- Climate change and its impact on the UK
- The living world
- Tropical rainforests
- Hot deserts or cold environments
- The challenge of resource management
- Global resource management
- Resources in the UK
- Food or Water or Energy use in the UK
- The changing economic world
- Economic development and quality of life
- Reducing the global development gap
- Economic development in Nigeria
- Economic change in the UK
- Geographical issues and field investigations
The course is examined in three exams, a physical paper, human paper and an issue evaluation paper where fieldwork skills will also be assessed.
FACILITIES AND RESOURCES
All geography rooms are equipped with overhead projectors and students have the opportunity to complete investigations within one of the many computer suites across the school.
At KS4 and KS5 pupils and students have digital access to a relevant textbook to accompany their studies.
As a department, we subscribe to Geography Review, GeoFactsheet, GeoScience and are members of the Geographical Association.
We have a vast library of geographical videos, OS Maps, atlas’ and textbooks for use within lessons.
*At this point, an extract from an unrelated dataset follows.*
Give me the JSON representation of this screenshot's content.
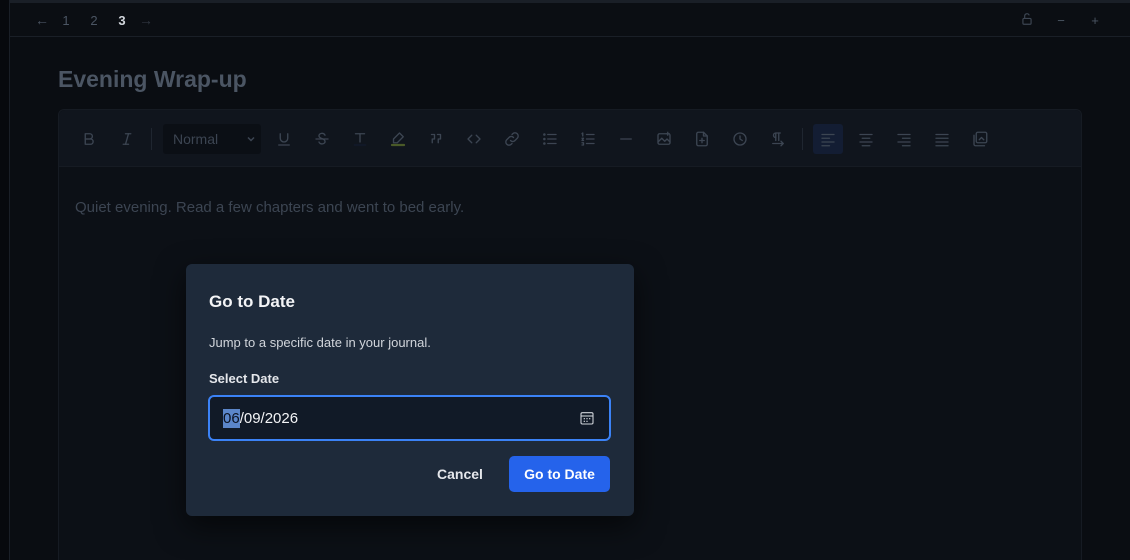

To allow pupils and students to participate fully in fieldwork opportunities we have all equipment necessary to complete river studies, climate investigations and geological studies.
TRIPS AND VISITS
Our fieldwork trips bring the processes we have studied within the classroom to life. Every year group conducts an investigation where all pupils and students collect, analyse, present and interpret the data collected in the field.
In Year 7 all pupils will investigate how Morecambe, Lancashire has changed over time as part of their changing places unit.
In Year 8 all pupils will investigate weather and climate and the role of the media in reporting climate change and the vital role of weather forecasting with a tour of BBC studios in Media City, Salford. Pupils will also conduct sustainability investigations and a microclimate study of the surrounding area.
At GCSE pupils conduct investigations into coastal management along the Fylde coast and regeneration in Liverpool.
Various extra-curricular opportunities exist at QEGS for budding Geographers.
Geography clinics are an important activity for Year 10 and Year 11 pupils who are given a timetable of topics that will be covered to give an extra boost for exam skills and problem topics.
We also regularly run trips to Iceland and plan to go even further afield in the coming years.
Uganda Good Samaritan Primary School, Kampala
Mrs. Albiston leads a project to raise funds for the Good Samaritan Primary School via The Erasmus Uganda Charitable Trust. Sixth Form students have the opportunity to travel to Uganda to implement positive change in the Primary School, an experience that is win-win for all involved. The project runs every other year due to a large amount of fundraising required, all students are set a personal target to raise £250 each. This is in addition to group fundraising projects like swimming the length of the English Channel in our swimming pool, Afternoon Tea and a Fashion Show. As a school, we have raised over £30,000 since the project began in 2010. Every penny raised by the group goes to the project.
For more information contact:
Mrs. JE Albiston
Subject Lead, Geography